*ACTION ITEM*
Identify every line in the records below that contains the word "Класс", and reproduce each one.

----------------------------------------

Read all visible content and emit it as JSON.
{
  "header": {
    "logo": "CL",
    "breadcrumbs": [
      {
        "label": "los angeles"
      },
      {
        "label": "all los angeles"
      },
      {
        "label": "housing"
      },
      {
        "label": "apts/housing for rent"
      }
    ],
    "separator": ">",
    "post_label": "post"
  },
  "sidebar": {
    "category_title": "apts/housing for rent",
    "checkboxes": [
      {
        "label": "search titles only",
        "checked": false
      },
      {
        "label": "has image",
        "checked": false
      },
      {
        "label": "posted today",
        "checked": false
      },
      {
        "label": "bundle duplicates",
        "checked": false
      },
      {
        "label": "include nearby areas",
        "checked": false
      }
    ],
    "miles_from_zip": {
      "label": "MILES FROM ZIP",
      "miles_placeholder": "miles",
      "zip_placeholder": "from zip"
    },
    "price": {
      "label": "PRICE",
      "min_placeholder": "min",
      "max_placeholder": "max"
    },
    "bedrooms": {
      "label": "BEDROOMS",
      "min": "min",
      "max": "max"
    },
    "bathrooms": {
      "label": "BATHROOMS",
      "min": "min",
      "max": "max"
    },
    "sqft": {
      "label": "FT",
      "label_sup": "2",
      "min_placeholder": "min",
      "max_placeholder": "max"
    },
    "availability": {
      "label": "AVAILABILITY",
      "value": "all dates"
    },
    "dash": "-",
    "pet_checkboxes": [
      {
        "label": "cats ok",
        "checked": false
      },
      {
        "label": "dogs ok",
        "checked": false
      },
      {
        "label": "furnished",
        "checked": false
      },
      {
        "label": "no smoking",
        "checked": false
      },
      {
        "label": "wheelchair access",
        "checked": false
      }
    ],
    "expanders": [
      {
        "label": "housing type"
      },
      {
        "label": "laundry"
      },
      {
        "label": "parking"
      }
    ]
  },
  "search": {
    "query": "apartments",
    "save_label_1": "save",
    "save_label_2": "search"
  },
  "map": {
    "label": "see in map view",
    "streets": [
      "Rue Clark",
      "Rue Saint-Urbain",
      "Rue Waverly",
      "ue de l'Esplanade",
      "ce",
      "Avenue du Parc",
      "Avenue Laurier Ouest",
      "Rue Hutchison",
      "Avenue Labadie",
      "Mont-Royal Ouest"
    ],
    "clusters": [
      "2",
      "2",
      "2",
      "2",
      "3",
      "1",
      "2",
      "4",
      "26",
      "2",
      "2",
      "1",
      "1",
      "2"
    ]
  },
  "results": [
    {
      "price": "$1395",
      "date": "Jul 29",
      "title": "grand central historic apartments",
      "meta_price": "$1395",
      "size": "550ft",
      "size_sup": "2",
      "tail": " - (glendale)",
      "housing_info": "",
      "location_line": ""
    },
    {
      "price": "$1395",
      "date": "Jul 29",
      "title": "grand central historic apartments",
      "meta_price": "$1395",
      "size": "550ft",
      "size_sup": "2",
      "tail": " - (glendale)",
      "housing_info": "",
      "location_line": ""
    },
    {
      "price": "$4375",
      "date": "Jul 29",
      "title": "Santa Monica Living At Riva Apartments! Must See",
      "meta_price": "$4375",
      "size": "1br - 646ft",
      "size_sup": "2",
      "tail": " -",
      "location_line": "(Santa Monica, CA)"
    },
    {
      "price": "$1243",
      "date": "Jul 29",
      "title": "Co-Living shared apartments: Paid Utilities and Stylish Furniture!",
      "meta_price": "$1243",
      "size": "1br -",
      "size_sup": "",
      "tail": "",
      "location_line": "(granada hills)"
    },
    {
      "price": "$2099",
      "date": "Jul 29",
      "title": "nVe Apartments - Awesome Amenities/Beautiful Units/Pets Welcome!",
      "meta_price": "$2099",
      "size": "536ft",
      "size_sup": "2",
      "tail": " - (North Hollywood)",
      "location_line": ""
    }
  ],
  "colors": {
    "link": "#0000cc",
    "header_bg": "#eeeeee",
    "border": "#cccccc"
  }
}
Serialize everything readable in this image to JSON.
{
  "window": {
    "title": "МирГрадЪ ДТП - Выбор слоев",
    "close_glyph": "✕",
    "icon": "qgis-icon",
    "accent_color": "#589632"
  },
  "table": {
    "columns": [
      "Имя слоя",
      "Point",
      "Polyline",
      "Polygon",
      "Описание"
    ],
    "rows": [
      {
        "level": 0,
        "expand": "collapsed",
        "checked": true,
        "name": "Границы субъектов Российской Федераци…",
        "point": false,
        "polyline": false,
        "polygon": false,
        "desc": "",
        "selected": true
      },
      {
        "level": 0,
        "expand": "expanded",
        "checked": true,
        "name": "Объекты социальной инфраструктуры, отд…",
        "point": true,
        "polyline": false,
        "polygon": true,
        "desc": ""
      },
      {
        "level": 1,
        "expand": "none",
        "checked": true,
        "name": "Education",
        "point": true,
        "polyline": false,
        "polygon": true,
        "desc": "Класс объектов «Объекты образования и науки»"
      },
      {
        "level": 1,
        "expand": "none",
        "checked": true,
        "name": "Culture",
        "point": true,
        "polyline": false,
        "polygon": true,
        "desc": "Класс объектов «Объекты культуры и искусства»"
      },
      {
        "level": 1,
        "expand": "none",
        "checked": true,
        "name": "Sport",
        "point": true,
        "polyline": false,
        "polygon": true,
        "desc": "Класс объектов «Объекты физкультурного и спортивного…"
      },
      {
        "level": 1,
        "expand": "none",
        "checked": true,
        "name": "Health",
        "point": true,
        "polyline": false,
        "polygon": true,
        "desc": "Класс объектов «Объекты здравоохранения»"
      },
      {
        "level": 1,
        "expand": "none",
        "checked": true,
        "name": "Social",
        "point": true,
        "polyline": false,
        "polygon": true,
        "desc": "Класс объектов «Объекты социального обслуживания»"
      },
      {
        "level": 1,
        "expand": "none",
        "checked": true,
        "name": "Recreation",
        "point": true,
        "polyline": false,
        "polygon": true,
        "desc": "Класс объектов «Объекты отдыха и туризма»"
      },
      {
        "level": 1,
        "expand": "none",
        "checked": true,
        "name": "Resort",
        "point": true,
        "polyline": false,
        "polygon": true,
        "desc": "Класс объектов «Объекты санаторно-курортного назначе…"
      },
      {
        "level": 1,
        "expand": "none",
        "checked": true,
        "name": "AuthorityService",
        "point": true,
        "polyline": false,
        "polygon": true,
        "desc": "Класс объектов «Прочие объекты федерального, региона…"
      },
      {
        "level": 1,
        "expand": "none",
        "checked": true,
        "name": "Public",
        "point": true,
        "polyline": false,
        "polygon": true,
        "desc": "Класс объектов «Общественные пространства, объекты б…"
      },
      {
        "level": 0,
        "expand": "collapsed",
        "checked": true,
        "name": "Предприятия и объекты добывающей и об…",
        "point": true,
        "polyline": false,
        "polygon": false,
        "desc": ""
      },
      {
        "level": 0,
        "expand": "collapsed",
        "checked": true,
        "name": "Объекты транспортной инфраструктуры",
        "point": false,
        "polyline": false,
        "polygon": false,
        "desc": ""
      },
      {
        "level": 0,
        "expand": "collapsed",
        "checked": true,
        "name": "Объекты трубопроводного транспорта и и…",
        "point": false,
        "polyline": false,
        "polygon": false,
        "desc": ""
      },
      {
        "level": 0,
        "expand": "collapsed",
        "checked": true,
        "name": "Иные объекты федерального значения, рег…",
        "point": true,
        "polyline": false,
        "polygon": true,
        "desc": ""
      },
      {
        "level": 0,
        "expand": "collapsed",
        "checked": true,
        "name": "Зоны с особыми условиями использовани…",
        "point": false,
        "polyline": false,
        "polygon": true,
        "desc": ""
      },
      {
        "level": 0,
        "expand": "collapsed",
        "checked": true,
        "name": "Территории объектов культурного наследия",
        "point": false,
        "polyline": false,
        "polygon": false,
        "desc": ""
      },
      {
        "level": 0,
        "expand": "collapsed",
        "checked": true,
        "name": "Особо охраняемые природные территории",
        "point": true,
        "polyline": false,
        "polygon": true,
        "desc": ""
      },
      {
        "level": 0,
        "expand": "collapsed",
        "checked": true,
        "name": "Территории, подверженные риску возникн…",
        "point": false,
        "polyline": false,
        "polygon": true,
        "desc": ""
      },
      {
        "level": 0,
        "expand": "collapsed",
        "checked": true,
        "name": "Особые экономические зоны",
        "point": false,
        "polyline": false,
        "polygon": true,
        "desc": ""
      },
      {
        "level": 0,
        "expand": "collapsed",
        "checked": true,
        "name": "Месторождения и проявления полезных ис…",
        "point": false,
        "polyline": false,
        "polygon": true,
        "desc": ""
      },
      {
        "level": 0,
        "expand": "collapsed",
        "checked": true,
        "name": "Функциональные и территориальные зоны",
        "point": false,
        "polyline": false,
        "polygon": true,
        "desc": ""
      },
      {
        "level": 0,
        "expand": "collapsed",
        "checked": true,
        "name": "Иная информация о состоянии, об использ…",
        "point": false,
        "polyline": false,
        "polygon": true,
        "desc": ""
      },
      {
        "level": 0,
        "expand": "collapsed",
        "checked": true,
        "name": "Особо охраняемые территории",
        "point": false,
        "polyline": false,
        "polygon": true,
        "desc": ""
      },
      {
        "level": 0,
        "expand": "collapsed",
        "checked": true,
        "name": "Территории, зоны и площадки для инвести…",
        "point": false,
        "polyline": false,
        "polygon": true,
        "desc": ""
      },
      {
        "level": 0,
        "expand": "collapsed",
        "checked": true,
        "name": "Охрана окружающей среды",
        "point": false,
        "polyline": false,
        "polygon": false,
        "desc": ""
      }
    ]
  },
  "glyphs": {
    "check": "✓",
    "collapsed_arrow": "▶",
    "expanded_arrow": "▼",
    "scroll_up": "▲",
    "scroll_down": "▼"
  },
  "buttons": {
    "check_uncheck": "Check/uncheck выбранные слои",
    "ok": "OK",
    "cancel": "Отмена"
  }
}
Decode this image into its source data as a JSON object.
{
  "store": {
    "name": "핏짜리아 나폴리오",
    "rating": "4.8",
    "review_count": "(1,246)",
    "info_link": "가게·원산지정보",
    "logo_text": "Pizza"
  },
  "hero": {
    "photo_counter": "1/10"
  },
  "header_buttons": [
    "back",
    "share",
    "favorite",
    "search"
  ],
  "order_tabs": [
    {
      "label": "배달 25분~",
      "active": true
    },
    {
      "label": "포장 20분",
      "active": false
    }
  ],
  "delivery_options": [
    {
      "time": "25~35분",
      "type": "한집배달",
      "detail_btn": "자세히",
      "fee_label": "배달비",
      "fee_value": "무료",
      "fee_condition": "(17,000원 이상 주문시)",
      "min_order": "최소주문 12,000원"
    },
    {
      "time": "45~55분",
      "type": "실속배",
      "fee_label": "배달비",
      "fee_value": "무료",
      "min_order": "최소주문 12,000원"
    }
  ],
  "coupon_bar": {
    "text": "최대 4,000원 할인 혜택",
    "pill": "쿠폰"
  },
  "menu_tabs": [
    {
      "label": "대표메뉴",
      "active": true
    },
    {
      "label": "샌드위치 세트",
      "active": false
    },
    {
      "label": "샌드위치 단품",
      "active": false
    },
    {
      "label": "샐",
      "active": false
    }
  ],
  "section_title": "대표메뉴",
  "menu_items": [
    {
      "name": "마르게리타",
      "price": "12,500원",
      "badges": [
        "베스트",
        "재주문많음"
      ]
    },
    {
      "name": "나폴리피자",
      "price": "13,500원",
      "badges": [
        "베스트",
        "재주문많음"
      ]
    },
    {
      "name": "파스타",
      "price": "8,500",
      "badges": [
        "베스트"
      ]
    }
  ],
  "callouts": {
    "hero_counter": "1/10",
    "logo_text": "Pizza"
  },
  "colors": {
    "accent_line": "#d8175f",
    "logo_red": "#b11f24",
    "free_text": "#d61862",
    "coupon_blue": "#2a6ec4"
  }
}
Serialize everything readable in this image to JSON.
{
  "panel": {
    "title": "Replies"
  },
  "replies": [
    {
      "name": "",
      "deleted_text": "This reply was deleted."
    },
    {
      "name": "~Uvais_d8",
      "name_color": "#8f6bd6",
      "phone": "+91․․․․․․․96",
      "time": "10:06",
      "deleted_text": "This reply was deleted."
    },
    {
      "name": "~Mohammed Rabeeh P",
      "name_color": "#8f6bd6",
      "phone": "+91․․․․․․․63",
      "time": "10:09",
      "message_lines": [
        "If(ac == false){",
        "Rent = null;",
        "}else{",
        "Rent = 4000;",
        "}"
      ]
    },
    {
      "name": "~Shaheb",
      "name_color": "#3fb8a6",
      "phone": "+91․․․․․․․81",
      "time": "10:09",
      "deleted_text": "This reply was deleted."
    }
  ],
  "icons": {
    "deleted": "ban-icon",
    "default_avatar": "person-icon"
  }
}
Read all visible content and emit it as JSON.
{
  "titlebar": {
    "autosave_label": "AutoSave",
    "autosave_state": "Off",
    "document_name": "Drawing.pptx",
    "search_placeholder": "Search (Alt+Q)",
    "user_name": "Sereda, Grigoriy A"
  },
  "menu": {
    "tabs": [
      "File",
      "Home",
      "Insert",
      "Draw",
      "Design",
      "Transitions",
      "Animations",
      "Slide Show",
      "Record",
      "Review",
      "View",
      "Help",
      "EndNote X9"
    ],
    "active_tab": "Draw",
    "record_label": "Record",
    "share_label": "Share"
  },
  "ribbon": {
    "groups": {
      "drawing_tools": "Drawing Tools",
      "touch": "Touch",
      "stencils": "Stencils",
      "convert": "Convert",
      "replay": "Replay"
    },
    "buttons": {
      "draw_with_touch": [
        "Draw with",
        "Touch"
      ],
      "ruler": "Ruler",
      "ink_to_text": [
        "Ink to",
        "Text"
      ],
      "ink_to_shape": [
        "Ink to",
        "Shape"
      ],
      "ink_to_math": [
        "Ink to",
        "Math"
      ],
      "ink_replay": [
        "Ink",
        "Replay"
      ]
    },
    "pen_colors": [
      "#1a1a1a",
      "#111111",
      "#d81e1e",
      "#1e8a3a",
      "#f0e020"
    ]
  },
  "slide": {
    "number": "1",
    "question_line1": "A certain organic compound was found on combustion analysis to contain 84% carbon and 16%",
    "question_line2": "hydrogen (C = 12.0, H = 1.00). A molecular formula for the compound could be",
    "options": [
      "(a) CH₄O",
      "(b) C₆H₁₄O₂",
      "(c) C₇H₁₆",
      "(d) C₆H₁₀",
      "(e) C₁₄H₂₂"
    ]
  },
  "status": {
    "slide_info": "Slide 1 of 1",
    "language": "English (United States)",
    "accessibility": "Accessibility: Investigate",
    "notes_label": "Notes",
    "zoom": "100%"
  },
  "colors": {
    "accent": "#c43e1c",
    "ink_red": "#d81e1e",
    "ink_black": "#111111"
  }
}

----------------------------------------

*EXERCISE SOLUTION*
        "desc": "Класс объектов «Объекты образования и науки»"
        "desc": "Класс объектов «Объекты культуры и искусства»"
        "desc": "Класс объектов «Объекты физкультурного и спортивного…"
        "desc": "Класс объектов «Объекты здравоохранения»"
        "desc": "Класс объектов «Объекты социального обслуживания»"
        "desc": "Класс объектов «Объекты отдыха и туризма»"
        "desc": "Класс объектов «Объекты санаторно-курортного назначе…"
        "desc": "Класс объектов «Прочие объекты федерального, региона…"
        "desc": "Класс объектов «Общественные пространства, объекты б…"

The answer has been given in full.